By Kathleen A. MacLeod
Lamplighter Publishing
PO Box 777
Waverly, PA 18471

Hand on the Bridle acquaints us with Gavin, a teenager in 19th-century Scotland. He lives in the country with his widowed mother and two sisters, but when he begins to be a bit unruly, his mother sends him to stay with his older brother, Jim, a pastor in a town some ways off. He has never really cared for his older brother, but his mother insists, and so he goes, but with a chip on his shoulder.

While staying at the Manse with Jim, Gavin meets the teenage neighbor children, who also attend his school but don't really have anything to do with church. They are being raised by their grandmother who vacillates between doting on them and ignoring them. Their influence on Gavin is not completely positive, and Gavin is constantly in tension with his brother, who is doing his best to keep Gavin on the straight and narrow. Nevertheless, the friendship continues and becomes part of the redemptive journey of all of the children.

Jim has a picture in his study of a horse being held by the bridle. He explains to Gavin one day that the picture reminds him of his need for a steadying hand in his own life as he walks the journey that Christ has for him. Gavin is not convinced. He believes himself to be self-sufficient and not in need of anyone's guidance.

Over time and through trial, Gavin begins to see that he too has a need in his life for a steadying Hand and begins to make some changes in his life. This brings some persecution from the boys at school, who are accustomed to his old ways. The bullying reaches a point that nearly costs Gavin his life. Gavin is rescued from his peril by a man with a secret of his own. Some time later, the neighbor teens' grandmother dies, and the secret of the mysterious man comes out, resulting in a fabulously happy ending.

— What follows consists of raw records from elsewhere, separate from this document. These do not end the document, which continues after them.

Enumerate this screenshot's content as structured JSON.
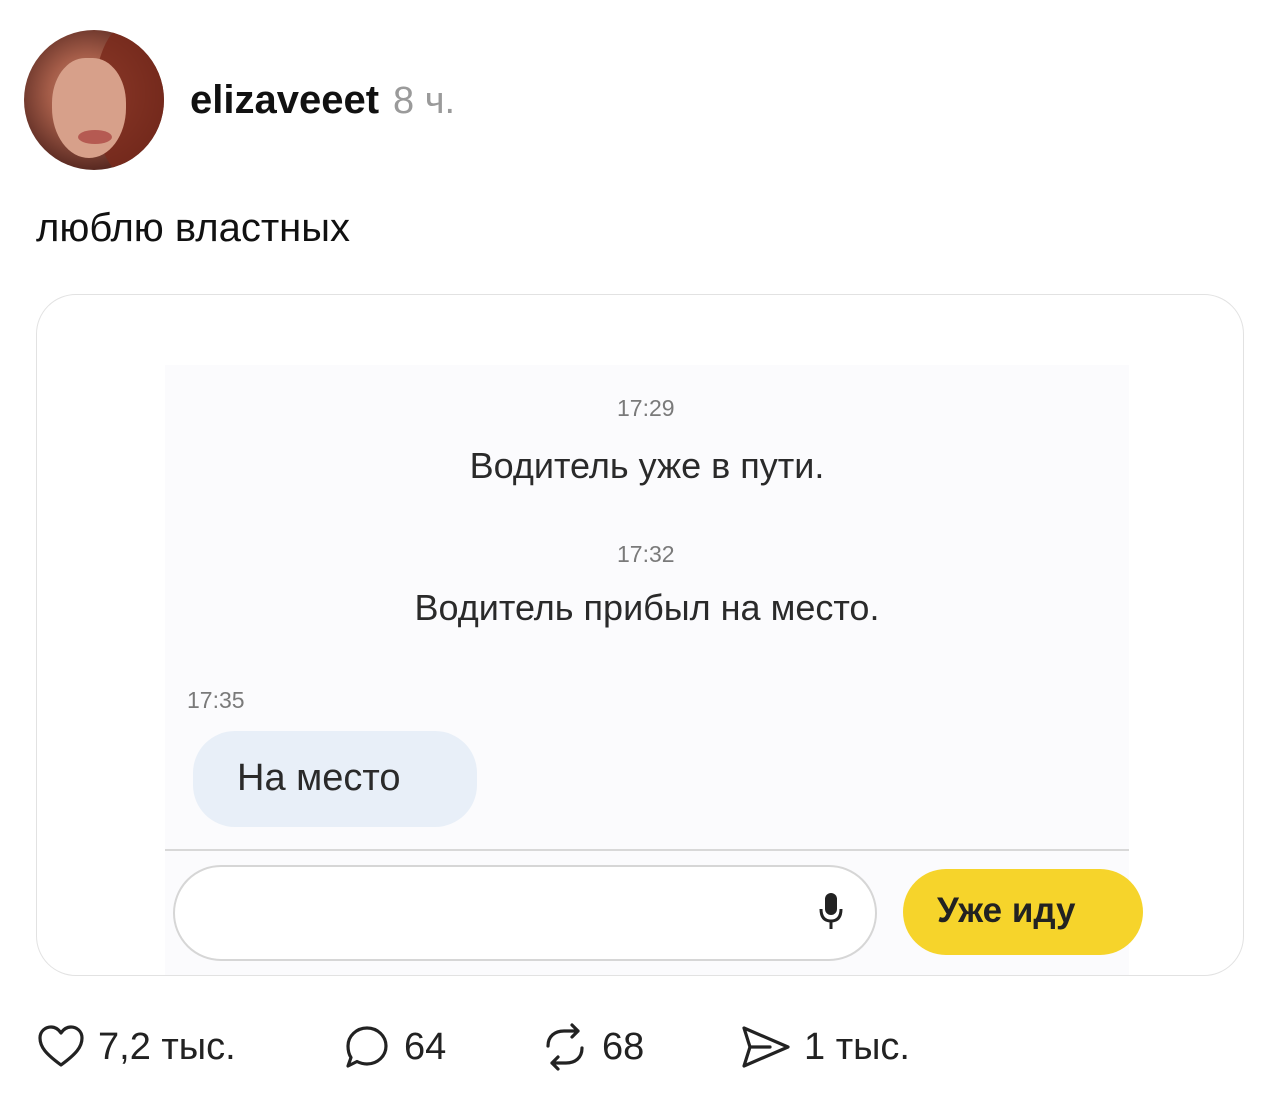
{
  "post": {
    "username": "elizaveeet",
    "time_ago": "8 ч.",
    "text": "люблю властных"
  },
  "chat": {
    "ts1": "17:29",
    "msg1": "Водитель уже в пути.",
    "ts2": "17:32",
    "msg2": "Водитель прибыл на место.",
    "ts3": "17:35",
    "bubble": "На место",
    "button": "Уже иду",
    "colors": {
      "button_bg": "#f6d42b",
      "bubble_bg": "#e8eff8"
    }
  },
  "actions": {
    "likes": "7,2 тыс.",
    "comments": "64",
    "reposts": "68",
    "shares": "1 тыс."
  },
  "icons": [
    "heart-icon",
    "comment-icon",
    "repost-icon",
    "send-icon",
    "microphone-icon"
  ]
}
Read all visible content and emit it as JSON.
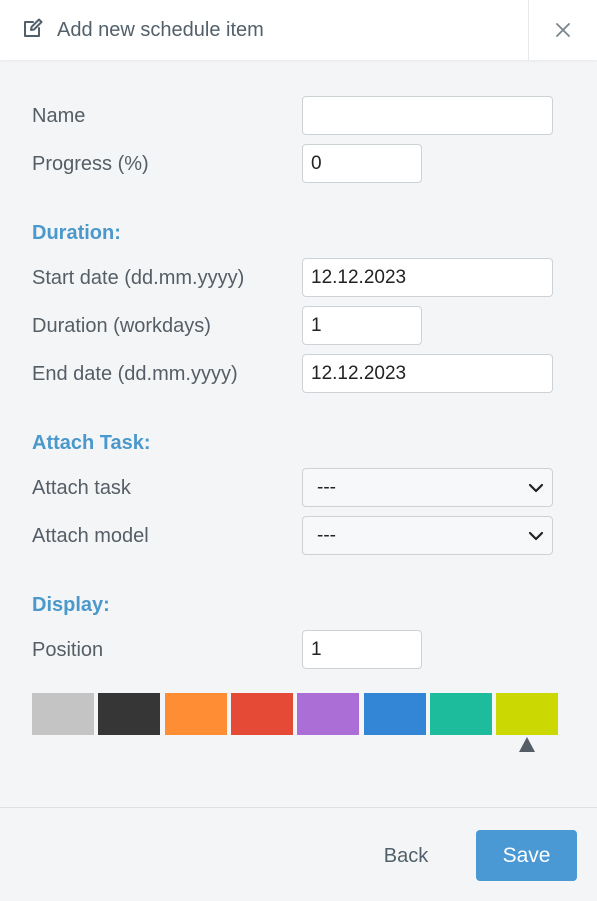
{
  "header": {
    "title": "Add new schedule item",
    "icon": "edit-icon",
    "close_icon": "close-icon"
  },
  "fields": {
    "name": {
      "label": "Name",
      "value": ""
    },
    "progress": {
      "label": "Progress (%)",
      "value": "0"
    }
  },
  "duration": {
    "title": "Duration:",
    "start_date": {
      "label": "Start date (dd.mm.yyyy)",
      "value": "12.12.2023"
    },
    "duration_workdays": {
      "label": "Duration (workdays)",
      "value": "1"
    },
    "end_date": {
      "label": "End date (dd.mm.yyyy)",
      "value": "12.12.2023"
    }
  },
  "attach": {
    "title": "Attach Task:",
    "task": {
      "label": "Attach task",
      "value": "---"
    },
    "model": {
      "label": "Attach model",
      "value": "---"
    }
  },
  "display": {
    "title": "Display:",
    "position": {
      "label": "Position",
      "value": "1"
    },
    "colors": [
      "#c4c4c4",
      "#363636",
      "#fe8d34",
      "#e54a37",
      "#aa6ed6",
      "#3386d6",
      "#1dbc9c",
      "#cbd802"
    ],
    "selected_color_index": 7
  },
  "footer": {
    "back_label": "Back",
    "save_label": "Save"
  },
  "theme": {
    "accent": "#4a98d4",
    "section_title_color": "#4a98cc"
  }
}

This story, richly written like all Lamplighter books and with positive morals and Biblical lessons to teach, illustrates the fact that coming of age in any century has its trials and pitfalls. It also illustrates that Christ and His redemption are always the same. Teens and pre-teens will enjoy the story of Gavin and his family and friends, and they will gain warning from his life and understanding from his journey, if they choose to accept it.

Product review by Kim Kargbo, The Old Schoolhouse® Magazine, LLC, September 2011